** RECORDS SUPPLIED **
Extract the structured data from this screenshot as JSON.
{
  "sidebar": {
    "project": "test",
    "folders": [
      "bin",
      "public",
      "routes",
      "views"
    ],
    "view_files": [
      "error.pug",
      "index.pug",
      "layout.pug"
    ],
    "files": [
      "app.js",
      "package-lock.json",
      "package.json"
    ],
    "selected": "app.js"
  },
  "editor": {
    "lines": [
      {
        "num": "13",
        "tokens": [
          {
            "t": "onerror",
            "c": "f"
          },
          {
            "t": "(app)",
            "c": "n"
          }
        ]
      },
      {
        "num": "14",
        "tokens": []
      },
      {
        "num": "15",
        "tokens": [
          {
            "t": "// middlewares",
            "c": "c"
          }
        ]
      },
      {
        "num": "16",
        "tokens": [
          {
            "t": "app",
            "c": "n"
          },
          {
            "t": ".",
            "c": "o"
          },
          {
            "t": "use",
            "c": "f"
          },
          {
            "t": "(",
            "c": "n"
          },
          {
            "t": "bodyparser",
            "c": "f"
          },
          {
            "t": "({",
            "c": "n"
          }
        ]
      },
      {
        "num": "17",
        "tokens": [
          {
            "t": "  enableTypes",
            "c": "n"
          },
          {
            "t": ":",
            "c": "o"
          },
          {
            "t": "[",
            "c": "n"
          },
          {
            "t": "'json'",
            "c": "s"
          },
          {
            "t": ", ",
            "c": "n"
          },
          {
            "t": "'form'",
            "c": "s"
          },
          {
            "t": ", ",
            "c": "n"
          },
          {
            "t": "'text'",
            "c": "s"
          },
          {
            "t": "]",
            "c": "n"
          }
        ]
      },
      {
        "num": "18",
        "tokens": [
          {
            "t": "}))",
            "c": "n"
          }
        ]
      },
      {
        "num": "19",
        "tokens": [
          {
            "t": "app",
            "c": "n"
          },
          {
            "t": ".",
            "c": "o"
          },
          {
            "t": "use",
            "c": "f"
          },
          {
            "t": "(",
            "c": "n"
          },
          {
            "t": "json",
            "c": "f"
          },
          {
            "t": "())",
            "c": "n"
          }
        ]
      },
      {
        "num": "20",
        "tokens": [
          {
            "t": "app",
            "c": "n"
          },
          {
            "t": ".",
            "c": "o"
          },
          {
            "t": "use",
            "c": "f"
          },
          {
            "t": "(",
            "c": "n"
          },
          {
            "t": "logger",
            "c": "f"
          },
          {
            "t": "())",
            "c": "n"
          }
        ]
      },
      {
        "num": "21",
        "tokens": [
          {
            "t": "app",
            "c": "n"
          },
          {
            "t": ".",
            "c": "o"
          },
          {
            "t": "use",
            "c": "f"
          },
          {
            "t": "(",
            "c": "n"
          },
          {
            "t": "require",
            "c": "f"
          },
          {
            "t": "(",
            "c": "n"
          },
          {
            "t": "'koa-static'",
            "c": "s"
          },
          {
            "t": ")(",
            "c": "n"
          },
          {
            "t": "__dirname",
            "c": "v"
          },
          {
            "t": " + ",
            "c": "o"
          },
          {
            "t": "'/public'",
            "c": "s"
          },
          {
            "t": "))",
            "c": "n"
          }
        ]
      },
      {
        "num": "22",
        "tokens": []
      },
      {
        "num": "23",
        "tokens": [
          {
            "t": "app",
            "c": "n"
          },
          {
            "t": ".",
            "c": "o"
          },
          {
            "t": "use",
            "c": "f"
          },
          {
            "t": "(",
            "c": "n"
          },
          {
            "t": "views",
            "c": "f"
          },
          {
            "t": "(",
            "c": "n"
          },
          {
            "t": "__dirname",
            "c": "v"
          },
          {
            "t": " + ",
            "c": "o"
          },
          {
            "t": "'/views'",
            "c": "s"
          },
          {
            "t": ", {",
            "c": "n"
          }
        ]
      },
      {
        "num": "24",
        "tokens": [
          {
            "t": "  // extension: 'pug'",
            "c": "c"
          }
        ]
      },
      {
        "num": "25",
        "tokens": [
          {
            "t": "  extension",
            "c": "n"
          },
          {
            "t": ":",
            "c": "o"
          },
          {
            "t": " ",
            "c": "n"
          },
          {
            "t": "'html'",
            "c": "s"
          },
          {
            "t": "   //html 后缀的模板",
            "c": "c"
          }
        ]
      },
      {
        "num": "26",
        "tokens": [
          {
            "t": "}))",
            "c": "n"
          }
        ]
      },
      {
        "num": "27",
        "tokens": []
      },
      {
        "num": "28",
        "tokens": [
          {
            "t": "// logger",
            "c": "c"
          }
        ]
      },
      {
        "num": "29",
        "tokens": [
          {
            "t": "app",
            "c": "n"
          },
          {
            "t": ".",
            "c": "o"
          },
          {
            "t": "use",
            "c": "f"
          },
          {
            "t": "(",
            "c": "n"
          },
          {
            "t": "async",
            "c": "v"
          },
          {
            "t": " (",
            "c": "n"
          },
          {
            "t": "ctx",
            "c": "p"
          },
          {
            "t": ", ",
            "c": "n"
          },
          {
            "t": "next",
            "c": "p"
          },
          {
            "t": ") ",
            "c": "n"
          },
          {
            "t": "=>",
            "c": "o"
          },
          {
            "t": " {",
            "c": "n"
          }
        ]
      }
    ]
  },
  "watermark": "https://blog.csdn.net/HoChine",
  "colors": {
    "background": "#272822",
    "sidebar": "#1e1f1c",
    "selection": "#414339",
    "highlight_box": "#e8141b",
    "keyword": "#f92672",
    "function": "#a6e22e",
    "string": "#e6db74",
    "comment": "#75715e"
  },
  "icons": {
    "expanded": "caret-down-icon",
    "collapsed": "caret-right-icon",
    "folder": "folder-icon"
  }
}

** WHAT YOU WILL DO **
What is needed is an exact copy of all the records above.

** REPLY **
Extract the structured data from this screenshot as JSON.
{
  "sidebar": {
    "project": "test",
    "folders": [
      "bin",
      "public",
      "routes",
      "views"
    ],
    "view_files": [
      "error.pug",
      "index.pug",
      "layout.pug"
    ],
    "files": [
      "app.js",
      "package-lock.json",
      "package.json"
    ],
    "selected": "app.js"
  },
  "editor": {
    "lines": [
      {
        "num": "13",
        "tokens": [
          {
            "t": "onerror",
            "c": "f"
          },
          {
            "t": "(app)",
            "c": "n"
          }
        ]
      },
      {
        "num": "14",
        "tokens": []
      },
      {
        "num": "15",
        "tokens": [
          {
            "t": "// middlewares",
            "c": "c"
          }
        ]
      },
      {
        "num": "16",
        "tokens": [
          {
            "t": "app",
            "c": "n"
          },
          {
            "t": ".",
            "c": "o"
          },
          {
            "t": "use",
            "c": "f"
          },
          {
            "t": "(",
            "c": "n"
          },
          {
            "t": "bodyparser",
            "c": "f"
          },
          {
            "t": "({",
            "c": "n"
          }
        ]
      },
      {
        "num": "17",
        "tokens": [
          {
            "t": "  enableTypes",
            "c": "n"
          },
          {
            "t": ":",
            "c": "o"
          },
          {
            "t": "[",
            "c": "n"
          },
          {
            "t": "'json'",
            "c": "s"
          },
          {
            "t": ", ",
            "c": "n"
          },
          {
            "t": "'form'",
            "c": "s"
          },
          {
            "t": ", ",
            "c": "n"
          },
          {
            "t": "'text'",
            "c": "s"
          },
          {
            "t": "]",
            "c": "n"
          }
        ]
      },
      {
        "num": "18",
        "tokens": [
          {
            "t": "}))",
            "c": "n"
          }
        ]
      },
      {
        "num": "19",
        "tokens": [
          {
            "t": "app",
            "c": "n"
          },
          {
            "t": ".",
            "c": "o"
          },
          {
            "t": "use",
            "c": "f"
          },
          {
            "t": "(",
            "c": "n"
          },
          {
            "t": "json",
            "c": "f"
          },
          {
            "t": "())",
            "c": "n"
          }
        ]
      },
      {
        "num": "20",
        "tokens": [
          {
            "t": "app",
            "c": "n"
          },
          {
            "t": ".",
            "c": "o"
          },
          {
            "t": "use",
            "c": "f"
          },
          {
            "t": "(",
            "c": "n"
          },
          {
            "t": "logger",
            "c": "f"
          },
          {
            "t": "())",
            "c": "n"
          }
        ]
      },
      {
        "num": "21",
        "tokens": [
          {
            "t": "app",
            "c": "n"
          },
          {
            "t": ".",
            "c": "o"
          },
          {
            "t": "use",
            "c": "f"
          },
          {
            "t": "(",
            "c": "n"
          },
          {
            "t": "require",
            "c": "f"
          },
          {
            "t": "(",
            "c": "n"
          },
          {
            "t": "'koa-static'",
            "c": "s"
          },
          {
            "t": ")(",
            "c": "n"
          },
          {
            "t": "__dirname",
            "c": "v"
          },
          {
            "t": " + ",
            "c": "o"
          },
          {
            "t": "'/public'",
            "c": "s"
          },
          {
            "t": "))",
            "c": "n"
          }
        ]
      },
      {
        "num": "22",
        "tokens": []
      },
      {
        "num": "23",
        "tokens": [
          {
            "t": "app",
            "c": "n"
          },
          {
            "t": ".",
            "c": "o"
          },
          {
            "t": "use",
            "c": "f"
          },
          {
            "t": "(",
            "c": "n"
          },
          {
            "t": "views",
            "c": "f"
          },
          {
            "t": "(",
            "c": "n"
          },
          {
            "t": "__dirname",
            "c": "v"
          },
          {
            "t": " + ",
            "c": "o"
          },
          {
            "t": "'/views'",
            "c": "s"
          },
          {
            "t": ", {",
            "c": "n"
          }
        ]
      },
      {
        "num": "24",
        "tokens": [
          {
            "t": "  // extension: 'pug'",
            "c": "c"
          }
        ]
      },
      {
        "num": "25",
        "tokens": [
          {
            "t": "  extension",
            "c": "n"
          },
          {
            "t": ":",
            "c": "o"
          },
          {
            "t": " ",
            "c": "n"
          },
          {
            "t": "'html'",
            "c": "s"
          },
          {
            "t": "   //html 后缀的模板",
            "c": "c"
          }
        ]
      },
      {
        "num": "26",
        "tokens": [
          {
            "t": "}))",
            "c": "n"
          }
        ]
      },
      {
        "num": "27",
        "tokens": []
      },
      {
        "num": "28",
        "tokens": [
          {
            "t": "// logger",
            "c": "c"
          }
        ]
      },
      {
        "num": "29",
        "tokens": [
          {
            "t": "app",
            "c": "n"
          },
          {
            "t": ".",
            "c": "o"
          },
          {
            "t": "use",
            "c": "f"
          },
          {
            "t": "(",
            "c": "n"
          },
          {
            "t": "async",
            "c": "v"
          },
          {
            "t": " (",
            "c": "n"
          },
          {
            "t": "ctx",
            "c": "p"
          },
          {
            "t": ", ",
            "c": "n"
          },
          {
            "t": "next",
            "c": "p"
          },
          {
            "t": ") ",
            "c": "n"
          },
          {
            "t": "=>",
            "c": "o"
          },
          {
            "t": " {",
            "c": "n"
          }
        ]
      }
    ]
  },
  "watermark": "https://blog.csdn.net/HoChine",
  "colors": {
    "background": "#272822",
    "sidebar": "#1e1f1c",
    "selection": "#414339",
    "highlight_box": "#e8141b",
    "keyword": "#f92672",
    "function": "#a6e22e",
    "string": "#e6db74",
    "comment": "#75715e"
  },
  "icons": {
    "expanded": "caret-down-icon",
    "collapsed": "caret-right-icon",
    "folder": "folder-icon"
  }
}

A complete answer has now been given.